The Relic Master by Christopher Buckley

The Relic Master by Christopher BuckleySummary: A relic hunter is forced into a quest for the ‘true shroud’.

Christopher Buckley has a history of writing smart comic novels, usually about political subjects. But his last couple novels have fallen a bit flat. However, I still picked up The Relic Master when I saw it on sale at a BOGO sale at Audible, especially since it was out of Buckley’s normal subject area.

The Relic Master is set 500 years ago as Martin Luther was writing his 95 Thesis and the reformation was beginning to dawn. This is historical fiction that is pretty historically accurate for the known characters. There were relic fairs and prominent people did buy and sell relics, which created markets for forgers.

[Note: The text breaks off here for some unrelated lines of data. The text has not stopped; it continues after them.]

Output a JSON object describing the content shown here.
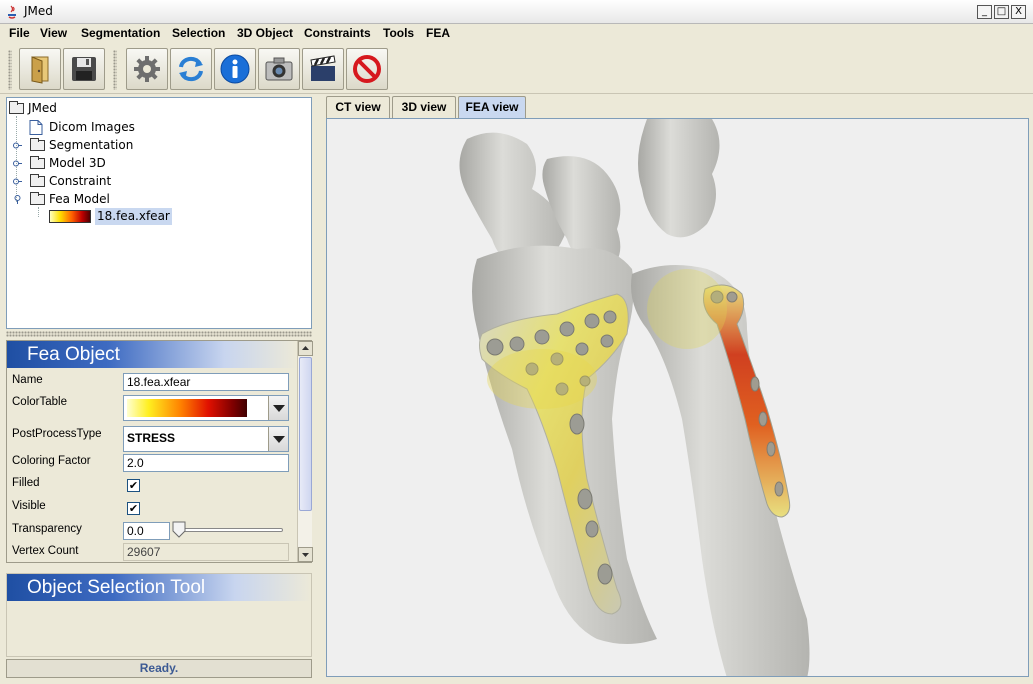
{
  "window": {
    "title": "JMed",
    "controls": {
      "minimize": "_",
      "maximize": "□",
      "close": "X"
    }
  },
  "menubar": {
    "items": [
      "File",
      "View",
      "Segmentation",
      "Selection",
      "3D Object",
      "Constraints",
      "Tools",
      "FEA"
    ]
  },
  "toolbar": {
    "buttons": [
      "open-icon",
      "save-icon",
      "settings-icon",
      "refresh-icon",
      "info-icon",
      "camera-icon",
      "clapperboard-icon",
      "stop-icon"
    ]
  },
  "tree": {
    "root": "JMed",
    "items": [
      {
        "label": "Dicom Images",
        "icon": "document-icon"
      },
      {
        "label": "Segmentation",
        "icon": "folder-icon"
      },
      {
        "label": "Model 3D",
        "icon": "folder-icon"
      },
      {
        "label": "Constraint",
        "icon": "folder-icon"
      },
      {
        "label": "Fea Model",
        "icon": "folder-icon"
      }
    ],
    "fea_child": "18.fea.xfear"
  },
  "fea_object": {
    "title": "Fea Object",
    "name_label": "Name",
    "name_value": "18.fea.xfear",
    "colortable_label": "ColorTable",
    "postprocess_label": "PostProcessType",
    "postprocess_value": "STRESS",
    "coloring_label": "Coloring Factor",
    "coloring_value": "2.0",
    "filled_label": "Filled",
    "filled_value": true,
    "visible_label": "Visible",
    "visible_value": true,
    "transparency_label": "Transparency",
    "transparency_value": "0.0",
    "vertex_label": "Vertex Count",
    "vertex_value": "29607"
  },
  "selection_tool": {
    "title": "Object Selection Tool"
  },
  "status": {
    "text": "Ready."
  },
  "tabs": {
    "items": [
      "CT view",
      "3D view",
      "FEA view"
    ],
    "active": "FEA view"
  },
  "colors": {
    "accent": "#1f4fa3",
    "stress_low": "#ffff80",
    "stress_high": "#cc2200",
    "bone": "#d4d4d0"
  }
}
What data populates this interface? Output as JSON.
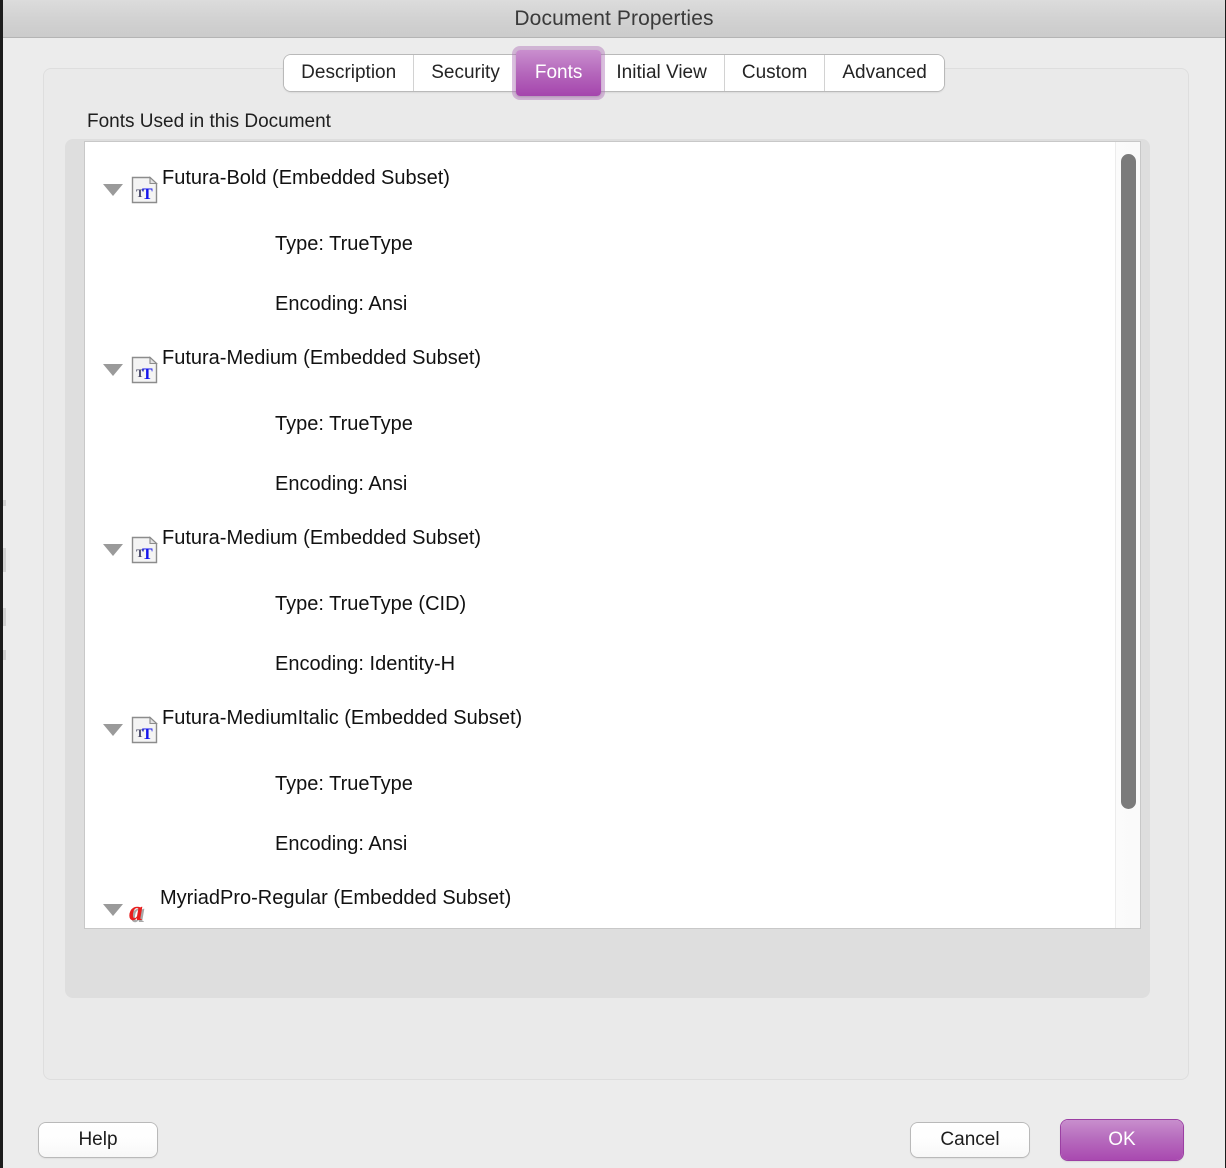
{
  "window": {
    "title": "Document Properties"
  },
  "tabs": [
    {
      "label": "Description",
      "selected": false
    },
    {
      "label": "Security",
      "selected": false
    },
    {
      "label": "Fonts",
      "selected": true
    },
    {
      "label": "Initial View",
      "selected": false
    },
    {
      "label": "Custom",
      "selected": false
    },
    {
      "label": "Advanced",
      "selected": false
    }
  ],
  "fonts_panel": {
    "group_label": "Fonts Used in this Document",
    "entries": [
      {
        "name": "Futura-Bold (Embedded Subset)",
        "icon": "truetype-icon",
        "expanded": true,
        "type": "Type: TrueType",
        "encoding": "Encoding: Ansi"
      },
      {
        "name": "Futura-Medium (Embedded Subset)",
        "icon": "truetype-icon",
        "expanded": true,
        "type": "Type: TrueType",
        "encoding": "Encoding: Ansi"
      },
      {
        "name": "Futura-Medium (Embedded Subset)",
        "icon": "truetype-icon",
        "expanded": true,
        "type": "Type: TrueType (CID)",
        "encoding": "Encoding: Identity-H"
      },
      {
        "name": "Futura-MediumItalic (Embedded Subset)",
        "icon": "truetype-icon",
        "expanded": true,
        "type": "Type: TrueType",
        "encoding": "Encoding: Ansi"
      },
      {
        "name": "MyriadPro-Regular (Embedded Subset)",
        "icon": "opentype-icon",
        "expanded": true,
        "type": null,
        "encoding": null
      }
    ]
  },
  "buttons": {
    "help": "Help",
    "cancel": "Cancel",
    "ok": "OK"
  },
  "colors": {
    "accent": "#b76dbe",
    "accent_dark": "#a949b0",
    "truetype_glyph": "#1414ec",
    "opentype_glyph": "#e81f1f",
    "window_bg": "#ececec",
    "panel_bg": "#eaeaea",
    "groupbox_bg": "#dedede",
    "list_bg": "#ffffff",
    "scrollbar_thumb": "#7b7b7b"
  }
}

The main character, Dismas has attempted to be an honest relic hunter, although he is real enough to know that many of the relics being sold are fakes and real enough to know that many of the miraculous proofs are frauds and cynical enough to want out of the business. After being robbed of his savings, he decides to attempt a grand fraud to give him enough to retire to the country and become a happy, stable farmer and family man.

The fraud is caught because of the pride of the artist (Durer). Dismas and Durer’s are then forced into a quest to steal the Shroud of Chambery.

Little Better Than a Beast by Tom King (Vision #2)

Little Better Than a Beast by Tom King (Vision #2)Summary: Vision continues to struggle to live a normal family life.

About a year ago I picked up then first volume of this series. Vision, has attempted to create a family. After himself being created by the evil Ultron, but eventually joining the Avengers, he creates a standard suburban family (his wife and two teen kids.)

The first volume is more about what it means to be human and a family and how hard they work to maintain that illusion of normality.

The second volume, Little Better Than a Beast, builds on the first. There is more back story here for people like me that don’t know Vision’s back story. The book opens with Vision’s relationship to the Scarlet Witch summarized. It is that failed relationship that spawned the idea for Vision to create his own family. One that hopefully would be acceptable both to the world and would work internally.